_WORK REQUIRED_
Where the word "this" appears in a line below, copy the whole line.

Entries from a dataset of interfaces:
···
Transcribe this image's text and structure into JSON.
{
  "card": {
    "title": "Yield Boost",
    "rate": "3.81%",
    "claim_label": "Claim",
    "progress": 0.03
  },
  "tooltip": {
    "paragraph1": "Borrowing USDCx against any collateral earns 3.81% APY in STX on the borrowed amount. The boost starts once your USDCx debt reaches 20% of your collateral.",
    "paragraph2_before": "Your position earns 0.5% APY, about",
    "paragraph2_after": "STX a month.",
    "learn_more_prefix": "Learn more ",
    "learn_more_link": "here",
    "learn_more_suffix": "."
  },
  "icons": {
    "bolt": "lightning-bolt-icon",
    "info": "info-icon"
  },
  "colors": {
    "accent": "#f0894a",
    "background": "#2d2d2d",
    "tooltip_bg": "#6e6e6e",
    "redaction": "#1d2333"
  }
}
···
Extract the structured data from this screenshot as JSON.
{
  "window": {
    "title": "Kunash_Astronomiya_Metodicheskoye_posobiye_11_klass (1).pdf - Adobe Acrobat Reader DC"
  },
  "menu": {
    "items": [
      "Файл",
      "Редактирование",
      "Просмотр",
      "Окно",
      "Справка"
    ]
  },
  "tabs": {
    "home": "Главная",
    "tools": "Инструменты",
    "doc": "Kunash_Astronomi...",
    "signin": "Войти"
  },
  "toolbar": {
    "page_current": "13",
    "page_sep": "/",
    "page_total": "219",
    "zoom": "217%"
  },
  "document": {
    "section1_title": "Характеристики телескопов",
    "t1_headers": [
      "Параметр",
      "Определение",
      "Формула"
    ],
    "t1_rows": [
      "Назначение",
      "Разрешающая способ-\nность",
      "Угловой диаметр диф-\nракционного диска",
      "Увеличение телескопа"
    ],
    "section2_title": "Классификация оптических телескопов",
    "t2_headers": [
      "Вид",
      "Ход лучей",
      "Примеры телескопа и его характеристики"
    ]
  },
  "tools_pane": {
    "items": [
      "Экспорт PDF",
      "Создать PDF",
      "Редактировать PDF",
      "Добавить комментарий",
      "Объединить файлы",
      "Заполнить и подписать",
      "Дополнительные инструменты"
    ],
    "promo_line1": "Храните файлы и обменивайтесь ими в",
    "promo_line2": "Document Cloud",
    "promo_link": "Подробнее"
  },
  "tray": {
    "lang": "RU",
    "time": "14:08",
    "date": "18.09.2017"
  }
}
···
_WRITTEN SOLUTION_
Transcribe this image's text and structure into JSON.
Extract the structured data from this screenshot as JSON.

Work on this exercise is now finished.